WHAT IS EXPECTED:
Everything in the listing should be set down exactly, apart from the pictures.
----------
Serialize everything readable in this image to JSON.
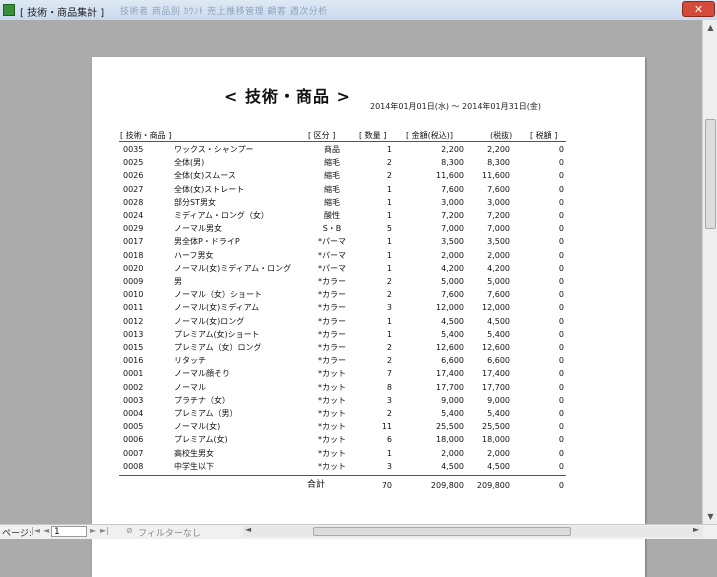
{
  "window": {
    "title": "[ 技術・商品集計 ]",
    "faded_tabs": "技術者 商品別 ｶｳﾝﾄ 売上推移管理 顧客 週次分析",
    "close_label": "✕"
  },
  "report": {
    "title": "< 技術・商品 >",
    "date_range": "2014年01月01日(水) ～ 2014年01月31日(金)",
    "columns": [
      "[ 技術・商品 ]",
      "[ 区分 ]",
      "[ 数量 ]",
      "[ 金額(税込)]",
      "(税抜)",
      "[ 税額 ]"
    ],
    "rows": [
      {
        "code": "0035",
        "name": "ワックス・シャンプー",
        "category": "商品",
        "qty": "1",
        "incl": "2,200",
        "excl": "2,200",
        "tax": "0"
      },
      {
        "code": "0025",
        "name": "全体(男)",
        "category": "縮毛",
        "qty": "2",
        "incl": "8,300",
        "excl": "8,300",
        "tax": "0"
      },
      {
        "code": "0026",
        "name": "全体(女)スムース",
        "category": "縮毛",
        "qty": "2",
        "incl": "11,600",
        "excl": "11,600",
        "tax": "0"
      },
      {
        "code": "0027",
        "name": "全体(女)ストレート",
        "category": "縮毛",
        "qty": "1",
        "incl": "7,600",
        "excl": "7,600",
        "tax": "0"
      },
      {
        "code": "0028",
        "name": "部分ST男女",
        "category": "縮毛",
        "qty": "1",
        "incl": "3,000",
        "excl": "3,000",
        "tax": "0"
      },
      {
        "code": "0024",
        "name": "ミディアム・ロング（女）",
        "category": "酸性",
        "qty": "1",
        "incl": "7,200",
        "excl": "7,200",
        "tax": "0"
      },
      {
        "code": "0029",
        "name": "ノーマル男女",
        "category": "S・B",
        "qty": "5",
        "incl": "7,000",
        "excl": "7,000",
        "tax": "0"
      },
      {
        "code": "0017",
        "name": "男全体P・ドライP",
        "category": "*パーマ",
        "qty": "1",
        "incl": "3,500",
        "excl": "3,500",
        "tax": "0"
      },
      {
        "code": "0018",
        "name": "ハーフ男女",
        "category": "*パーマ",
        "qty": "1",
        "incl": "2,000",
        "excl": "2,000",
        "tax": "0"
      },
      {
        "code": "0020",
        "name": "ノーマル(女)ミディアム・ロング",
        "category": "*パーマ",
        "qty": "1",
        "incl": "4,200",
        "excl": "4,200",
        "tax": "0"
      },
      {
        "code": "0009",
        "name": "男",
        "category": "*カラー",
        "qty": "2",
        "incl": "5,000",
        "excl": "5,000",
        "tax": "0"
      },
      {
        "code": "0010",
        "name": "ノーマル（女）ショート",
        "category": "*カラー",
        "qty": "2",
        "incl": "7,600",
        "excl": "7,600",
        "tax": "0"
      },
      {
        "code": "0011",
        "name": "ノーマル(女)ミディアム",
        "category": "*カラー",
        "qty": "3",
        "incl": "12,000",
        "excl": "12,000",
        "tax": "0"
      },
      {
        "code": "0012",
        "name": "ノーマル(女)ロング",
        "category": "*カラー",
        "qty": "1",
        "incl": "4,500",
        "excl": "4,500",
        "tax": "0"
      },
      {
        "code": "0013",
        "name": "プレミアム(女)ショート",
        "category": "*カラー",
        "qty": "1",
        "incl": "5,400",
        "excl": "5,400",
        "tax": "0"
      },
      {
        "code": "0015",
        "name": "プレミアム（女）ロング",
        "category": "*カラー",
        "qty": "2",
        "incl": "12,600",
        "excl": "12,600",
        "tax": "0"
      },
      {
        "code": "0016",
        "name": "リタッチ",
        "category": "*カラー",
        "qty": "2",
        "incl": "6,600",
        "excl": "6,600",
        "tax": "0"
      },
      {
        "code": "0001",
        "name": "ノーマル顔そり",
        "category": "*カット",
        "qty": "7",
        "incl": "17,400",
        "excl": "17,400",
        "tax": "0"
      },
      {
        "code": "0002",
        "name": "ノーマル",
        "category": "*カット",
        "qty": "8",
        "incl": "17,700",
        "excl": "17,700",
        "tax": "0"
      },
      {
        "code": "0003",
        "name": "プラチナ（女）",
        "category": "*カット",
        "qty": "3",
        "incl": "9,000",
        "excl": "9,000",
        "tax": "0"
      },
      {
        "code": "0004",
        "name": "プレミアム（男）",
        "category": "*カット",
        "qty": "2",
        "incl": "5,400",
        "excl": "5,400",
        "tax": "0"
      },
      {
        "code": "0005",
        "name": "ノーマル(女)",
        "category": "*カット",
        "qty": "11",
        "incl": "25,500",
        "excl": "25,500",
        "tax": "0"
      },
      {
        "code": "0006",
        "name": "プレミアム(女)",
        "category": "*カット",
        "qty": "6",
        "incl": "18,000",
        "excl": "18,000",
        "tax": "0"
      },
      {
        "code": "0007",
        "name": "高校生男女",
        "category": "*カット",
        "qty": "1",
        "incl": "2,000",
        "excl": "2,000",
        "tax": "0"
      },
      {
        "code": "0008",
        "name": "中学生以下",
        "category": "*カット",
        "qty": "3",
        "incl": "4,500",
        "excl": "4,500",
        "tax": "0"
      }
    ],
    "total": {
      "label": "合計",
      "qty": "70",
      "incl": "209,800",
      "excl": "209,800",
      "tax": "0"
    }
  },
  "statusbar": {
    "page_label": "ページ:",
    "nav_first": "|◄",
    "nav_prev": "◄",
    "page_value": "1",
    "nav_next": "►",
    "nav_last": "►|",
    "filter_label": "フィルターなし"
  },
  "scroll": {
    "up": "▲",
    "down": "▼",
    "left": "◄",
    "right": "►"
  }
}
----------
THE ANSWER:
Serialize everything readable in this image to JSON.
{
  "window": {
    "title": "[ 技術・商品集計 ]",
    "faded_tabs": "技術者 商品別 ｶｳﾝﾄ 売上推移管理 顧客 週次分析",
    "close_label": "✕"
  },
  "report": {
    "title": "< 技術・商品 >",
    "date_range": "2014年01月01日(水) ～ 2014年01月31日(金)",
    "columns": [
      "[ 技術・商品 ]",
      "[ 区分 ]",
      "[ 数量 ]",
      "[ 金額(税込)]",
      "(税抜)",
      "[ 税額 ]"
    ],
    "rows": [
      {
        "code": "0035",
        "name": "ワックス・シャンプー",
        "category": "商品",
        "qty": "1",
        "incl": "2,200",
        "excl": "2,200",
        "tax": "0"
      },
      {
        "code": "0025",
        "name": "全体(男)",
        "category": "縮毛",
        "qty": "2",
        "incl": "8,300",
        "excl": "8,300",
        "tax": "0"
      },
      {
        "code": "0026",
        "name": "全体(女)スムース",
        "category": "縮毛",
        "qty": "2",
        "incl": "11,600",
        "excl": "11,600",
        "tax": "0"
      },
      {
        "code": "0027",
        "name": "全体(女)ストレート",
        "category": "縮毛",
        "qty": "1",
        "incl": "7,600",
        "excl": "7,600",
        "tax": "0"
      },
      {
        "code": "0028",
        "name": "部分ST男女",
        "category": "縮毛",
        "qty": "1",
        "incl": "3,000",
        "excl": "3,000",
        "tax": "0"
      },
      {
        "code": "0024",
        "name": "ミディアム・ロング（女）",
        "category": "酸性",
        "qty": "1",
        "incl": "7,200",
        "excl": "7,200",
        "tax": "0"
      },
      {
        "code": "0029",
        "name": "ノーマル男女",
        "category": "S・B",
        "qty": "5",
        "incl": "7,000",
        "excl": "7,000",
        "tax": "0"
      },
      {
        "code": "0017",
        "name": "男全体P・ドライP",
        "category": "*パーマ",
        "qty": "1",
        "incl": "3,500",
        "excl": "3,500",
        "tax": "0"
      },
      {
        "code": "0018",
        "name": "ハーフ男女",
        "category": "*パーマ",
        "qty": "1",
        "incl": "2,000",
        "excl": "2,000",
        "tax": "0"
      },
      {
        "code": "0020",
        "name": "ノーマル(女)ミディアム・ロング",
        "category": "*パーマ",
        "qty": "1",
        "incl": "4,200",
        "excl": "4,200",
        "tax": "0"
      },
      {
        "code": "0009",
        "name": "男",
        "category": "*カラー",
        "qty": "2",
        "incl": "5,000",
        "excl": "5,000",
        "tax": "0"
      },
      {
        "code": "0010",
        "name": "ノーマル（女）ショート",
        "category": "*カラー",
        "qty": "2",
        "incl": "7,600",
        "excl": "7,600",
        "tax": "0"
      },
      {
        "code": "0011",
        "name": "ノーマル(女)ミディアム",
        "category": "*カラー",
        "qty": "3",
        "incl": "12,000",
        "excl": "12,000",
        "tax": "0"
      },
      {
        "code": "0012",
        "name": "ノーマル(女)ロング",
        "category": "*カラー",
        "qty": "1",
        "incl": "4,500",
        "excl": "4,500",
        "tax": "0"
      },
      {
        "code": "0013",
        "name": "プレミアム(女)ショート",
        "category": "*カラー",
        "qty": "1",
        "incl": "5,400",
        "excl": "5,400",
        "tax": "0"
      },
      {
        "code": "0015",
        "name": "プレミアム（女）ロング",
        "category": "*カラー",
        "qty": "2",
        "incl": "12,600",
        "excl": "12,600",
        "tax": "0"
      },
      {
        "code": "0016",
        "name": "リタッチ",
        "category": "*カラー",
        "qty": "2",
        "incl": "6,600",
        "excl": "6,600",
        "tax": "0"
      },
      {
        "code": "0001",
        "name": "ノーマル顔そり",
        "category": "*カット",
        "qty": "7",
        "incl": "17,400",
        "excl": "17,400",
        "tax": "0"
      },
      {
        "code": "0002",
        "name": "ノーマル",
        "category": "*カット",
        "qty": "8",
        "incl": "17,700",
        "excl": "17,700",
        "tax": "0"
      },
      {
        "code": "0003",
        "name": "プラチナ（女）",
        "category": "*カット",
        "qty": "3",
        "incl": "9,000",
        "excl": "9,000",
        "tax": "0"
      },
      {
        "code": "0004",
        "name": "プレミアム（男）",
        "category": "*カット",
        "qty": "2",
        "incl": "5,400",
        "excl": "5,400",
        "tax": "0"
      },
      {
        "code": "0005",
        "name": "ノーマル(女)",
        "category": "*カット",
        "qty": "11",
        "incl": "25,500",
        "excl": "25,500",
        "tax": "0"
      },
      {
        "code": "0006",
        "name": "プレミアム(女)",
        "category": "*カット",
        "qty": "6",
        "incl": "18,000",
        "excl": "18,000",
        "tax": "0"
      },
      {
        "code": "0007",
        "name": "高校生男女",
        "category": "*カット",
        "qty": "1",
        "incl": "2,000",
        "excl": "2,000",
        "tax": "0"
      },
      {
        "code": "0008",
        "name": "中学生以下",
        "category": "*カット",
        "qty": "3",
        "incl": "4,500",
        "excl": "4,500",
        "tax": "0"
      }
    ],
    "total": {
      "label": "合計",
      "qty": "70",
      "incl": "209,800",
      "excl": "209,800",
      "tax": "0"
    }
  },
  "statusbar": {
    "page_label": "ページ:",
    "nav_first": "|◄",
    "nav_prev": "◄",
    "page_value": "1",
    "nav_next": "►",
    "nav_last": "►|",
    "filter_label": "フィルターなし"
  },
  "scroll": {
    "up": "▲",
    "down": "▼",
    "left": "◄",
    "right": "►"
  }
}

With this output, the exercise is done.